Are there rules for distinguishing 'P.P. adjectives' from 'P.P. verbs' for all sentences?
No. In fact, your second example ("The window is broken") is ambiguous. The "stative passive" reading with a participial adjective is certainly more common, but an "eventive passive" (regular passive) reading with a past participle is also possible, given appropriate context: "The security camera footage shows part of the event. […] At 1:13 AM, the window is broken by a projectile arriving from off-camera — apparently a thrown rock."
Can all 'P.P. verbs' be used as 'P.P. adjectives'? (For example: The word 'cleaned' as an adjective)
If the verb is transitive, then, probably; it's a common enough pattern that if you have a good reason (in a given context) to use a given participle as an adjective, then your audience will probably be able to follow you.
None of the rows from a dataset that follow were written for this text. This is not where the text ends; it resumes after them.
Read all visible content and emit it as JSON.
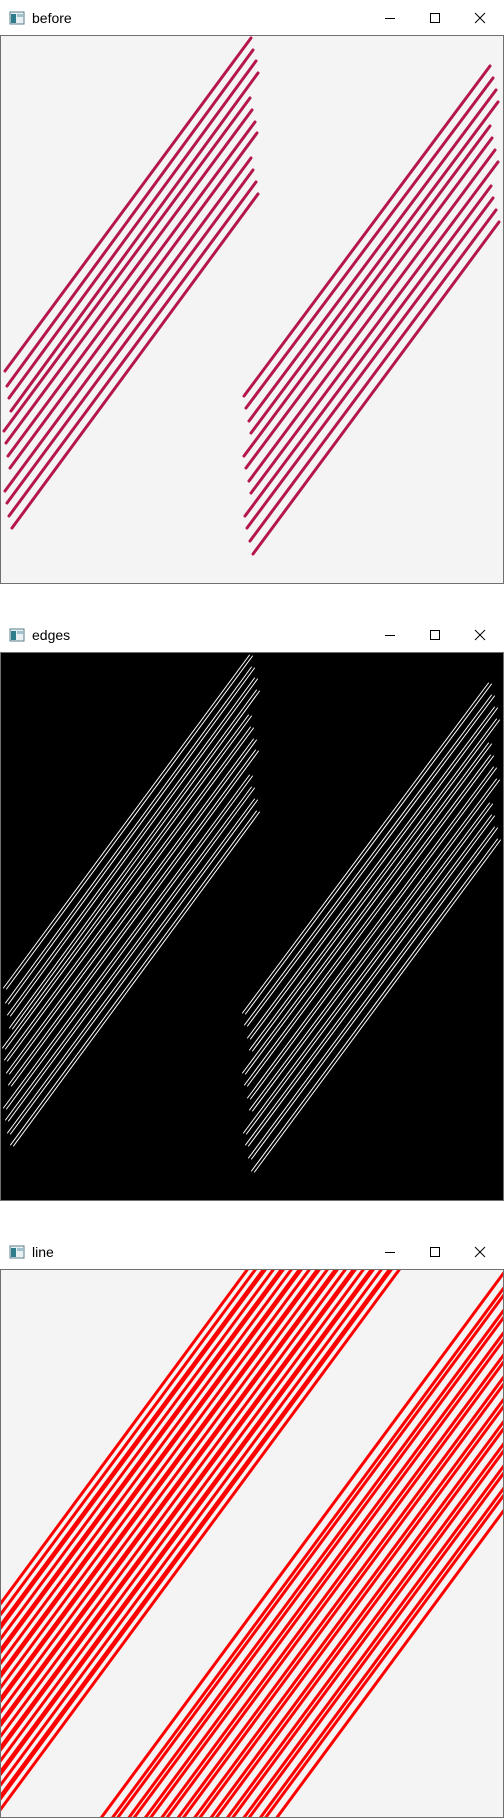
{
  "windows": [
    {
      "id": "before",
      "title": "before"
    },
    {
      "id": "edges",
      "title": "edges"
    },
    {
      "id": "line",
      "title": "line"
    }
  ],
  "colors": {
    "before_background": "#f4f4f4",
    "before_lines": "#b5174a",
    "edges_background": "#000000",
    "edges_lines": "#ffffff",
    "line_background": "#f4f4f4",
    "line_lines": "#ff0000"
  },
  "icons": [
    "app-window-icon",
    "minimize-icon",
    "maximize-icon",
    "close-icon"
  ]
}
That said, some past participles would be a stretch; even though "stand" can sometimes be transitive ("the teacher stood one student at each corner of the room"), it's hard to imagine a situation where you would describe someone as "stood" rather than "standing", simply because the latter is such a common word that you'd need a reason to avoid it.
If the verb is not transitive, then this is likely to be too much of a stretch; you can draft an intransitive verb into service as a transitive one if needed, and you can draft the past participle of a transitive verb into service as an adjective if needed, but doing both at once would probably just confuse your audience.